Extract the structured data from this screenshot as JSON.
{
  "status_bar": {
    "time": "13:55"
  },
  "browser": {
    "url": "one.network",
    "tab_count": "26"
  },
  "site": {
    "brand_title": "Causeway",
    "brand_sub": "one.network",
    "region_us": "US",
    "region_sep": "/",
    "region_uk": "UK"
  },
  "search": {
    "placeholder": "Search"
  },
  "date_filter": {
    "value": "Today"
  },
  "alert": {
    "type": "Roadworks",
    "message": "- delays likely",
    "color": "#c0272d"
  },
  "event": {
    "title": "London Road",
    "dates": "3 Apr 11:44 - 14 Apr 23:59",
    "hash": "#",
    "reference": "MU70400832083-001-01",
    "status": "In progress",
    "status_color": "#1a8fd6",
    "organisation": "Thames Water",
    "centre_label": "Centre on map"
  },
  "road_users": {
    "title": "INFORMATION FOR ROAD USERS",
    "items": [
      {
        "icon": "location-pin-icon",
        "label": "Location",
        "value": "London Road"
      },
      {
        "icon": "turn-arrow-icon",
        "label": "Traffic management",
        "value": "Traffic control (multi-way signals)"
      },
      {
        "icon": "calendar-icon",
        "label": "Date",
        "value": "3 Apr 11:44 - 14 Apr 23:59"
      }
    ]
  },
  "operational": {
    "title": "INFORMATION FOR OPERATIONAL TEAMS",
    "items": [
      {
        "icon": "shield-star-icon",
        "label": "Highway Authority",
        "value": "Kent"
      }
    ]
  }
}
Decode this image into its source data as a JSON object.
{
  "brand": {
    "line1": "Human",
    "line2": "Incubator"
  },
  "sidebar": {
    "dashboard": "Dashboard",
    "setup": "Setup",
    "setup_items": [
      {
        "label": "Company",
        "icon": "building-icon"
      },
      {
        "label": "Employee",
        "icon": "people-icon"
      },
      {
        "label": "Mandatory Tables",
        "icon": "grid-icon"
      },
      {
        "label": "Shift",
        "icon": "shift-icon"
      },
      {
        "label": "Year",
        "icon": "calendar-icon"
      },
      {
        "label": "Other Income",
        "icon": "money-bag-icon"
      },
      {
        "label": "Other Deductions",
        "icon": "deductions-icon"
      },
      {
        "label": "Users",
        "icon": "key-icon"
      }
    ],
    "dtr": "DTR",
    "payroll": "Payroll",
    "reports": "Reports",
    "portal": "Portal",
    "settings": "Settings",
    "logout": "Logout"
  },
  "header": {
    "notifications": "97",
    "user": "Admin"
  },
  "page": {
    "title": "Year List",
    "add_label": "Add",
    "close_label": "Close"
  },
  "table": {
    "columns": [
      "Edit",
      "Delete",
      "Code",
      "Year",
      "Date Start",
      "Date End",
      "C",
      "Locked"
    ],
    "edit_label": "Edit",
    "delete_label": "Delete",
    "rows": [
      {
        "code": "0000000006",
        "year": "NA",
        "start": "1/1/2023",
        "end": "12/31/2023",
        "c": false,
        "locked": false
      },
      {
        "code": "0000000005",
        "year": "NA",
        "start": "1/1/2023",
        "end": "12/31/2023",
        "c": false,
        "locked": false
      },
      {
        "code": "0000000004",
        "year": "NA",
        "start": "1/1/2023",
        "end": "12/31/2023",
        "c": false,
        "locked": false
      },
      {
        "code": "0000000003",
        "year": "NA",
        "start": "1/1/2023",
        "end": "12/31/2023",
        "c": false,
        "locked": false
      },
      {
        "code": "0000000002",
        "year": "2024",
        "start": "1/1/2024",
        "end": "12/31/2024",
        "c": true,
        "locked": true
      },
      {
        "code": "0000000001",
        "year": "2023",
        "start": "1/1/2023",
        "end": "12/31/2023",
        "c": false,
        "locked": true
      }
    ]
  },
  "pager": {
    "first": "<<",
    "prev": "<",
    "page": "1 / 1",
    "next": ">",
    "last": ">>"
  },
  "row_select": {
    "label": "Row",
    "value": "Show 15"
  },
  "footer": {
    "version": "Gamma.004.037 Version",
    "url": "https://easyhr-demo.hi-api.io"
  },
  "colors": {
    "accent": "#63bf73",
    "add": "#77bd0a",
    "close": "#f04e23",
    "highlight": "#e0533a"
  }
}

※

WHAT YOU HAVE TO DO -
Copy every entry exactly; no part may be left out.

RESPONSE TO THIS EXERCISE -
Extract the structured data from this screenshot as JSON.
{
  "status_bar": {
    "time": "13:55"
  },
  "browser": {
    "url": "one.network",
    "tab_count": "26"
  },
  "site": {
    "brand_title": "Causeway",
    "brand_sub": "one.network",
    "region_us": "US",
    "region_sep": "/",
    "region_uk": "UK"
  },
  "search": {
    "placeholder": "Search"
  },
  "date_filter": {
    "value": "Today"
  },
  "alert": {
    "type": "Roadworks",
    "message": "- delays likely",
    "color": "#c0272d"
  },
  "event": {
    "title": "London Road",
    "dates": "3 Apr 11:44 - 14 Apr 23:59",
    "hash": "#",
    "reference": "MU70400832083-001-01",
    "status": "In progress",
    "status_color": "#1a8fd6",
    "organisation": "Thames Water",
    "centre_label": "Centre on map"
  },
  "road_users": {
    "title": "INFORMATION FOR ROAD USERS",
    "items": [
      {
        "icon": "location-pin-icon",
        "label": "Location",
        "value": "London Road"
      },
      {
        "icon": "turn-arrow-icon",
        "label": "Traffic management",
        "value": "Traffic control (multi-way signals)"
      },
      {
        "icon": "calendar-icon",
        "label": "Date",
        "value": "3 Apr 11:44 - 14 Apr 23:59"
      }
    ]
  },
  "operational": {
    "title": "INFORMATION FOR OPERATIONAL TEAMS",
    "items": [
      {
        "icon": "shield-star-icon",
        "label": "Highway Authority",
        "value": "Kent"
      }
    ]
  }
}
Decode this image into its source data as a JSON object.
{
  "brand": {
    "line1": "Human",
    "line2": "Incubator"
  },
  "sidebar": {
    "dashboard": "Dashboard",
    "setup": "Setup",
    "setup_items": [
      {
        "label": "Company",
        "icon": "building-icon"
      },
      {
        "label": "Employee",
        "icon": "people-icon"
      },
      {
        "label": "Mandatory Tables",
        "icon": "grid-icon"
      },
      {
        "label": "Shift",
        "icon": "shift-icon"
      },
      {
        "label": "Year",
        "icon": "calendar-icon"
      },
      {
        "label": "Other Income",
        "icon": "money-bag-icon"
      },
      {
        "label": "Other Deductions",
        "icon": "deductions-icon"
      },
      {
        "label": "Users",
        "icon": "key-icon"
      }
    ],
    "dtr": "DTR",
    "payroll": "Payroll",
    "reports": "Reports",
    "portal": "Portal",
    "settings": "Settings",
    "logout": "Logout"
  },
  "header": {
    "notifications": "97",
    "user": "Admin"
  },
  "page": {
    "title": "Year List",
    "add_label": "Add",
    "close_label": "Close"
  },
  "table": {
    "columns": [
      "Edit",
      "Delete",
      "Code",
      "Year",
      "Date Start",
      "Date End",
      "C",
      "Locked"
    ],
    "edit_label": "Edit",
    "delete_label": "Delete",
    "rows": [
      {
        "code": "0000000006",
        "year": "NA",
        "start": "1/1/2023",
        "end": "12/31/2023",
        "c": false,
        "locked": false
      },
      {
        "code": "0000000005",
        "year": "NA",
        "start": "1/1/2023",
        "end": "12/31/2023",
        "c": false,
        "locked": false
      },
      {
        "code": "0000000004",
        "year": "NA",
        "start": "1/1/2023",
        "end": "12/31/2023",
        "c": false,
        "locked": false
      },
      {
        "code": "0000000003",
        "year": "NA",
        "start": "1/1/2023",
        "end": "12/31/2023",
        "c": false,
        "locked": false
      },
      {
        "code": "0000000002",
        "year": "2024",
        "start": "1/1/2024",
        "end": "12/31/2024",
        "c": true,
        "locked": true
      },
      {
        "code": "0000000001",
        "year": "2023",
        "start": "1/1/2023",
        "end": "12/31/2023",
        "c": false,
        "locked": true
      }
    ]
  },
  "pager": {
    "first": "<<",
    "prev": "<",
    "page": "1 / 1",
    "next": ">",
    "last": ">>"
  },
  "row_select": {
    "label": "Row",
    "value": "Show 15"
  },
  "footer": {
    "version": "Gamma.004.037 Version",
    "url": "https://easyhr-demo.hi-api.io"
  },
  "colors": {
    "accent": "#63bf73",
    "add": "#77bd0a",
    "close": "#f04e23",
    "highlight": "#e0533a"
  }
}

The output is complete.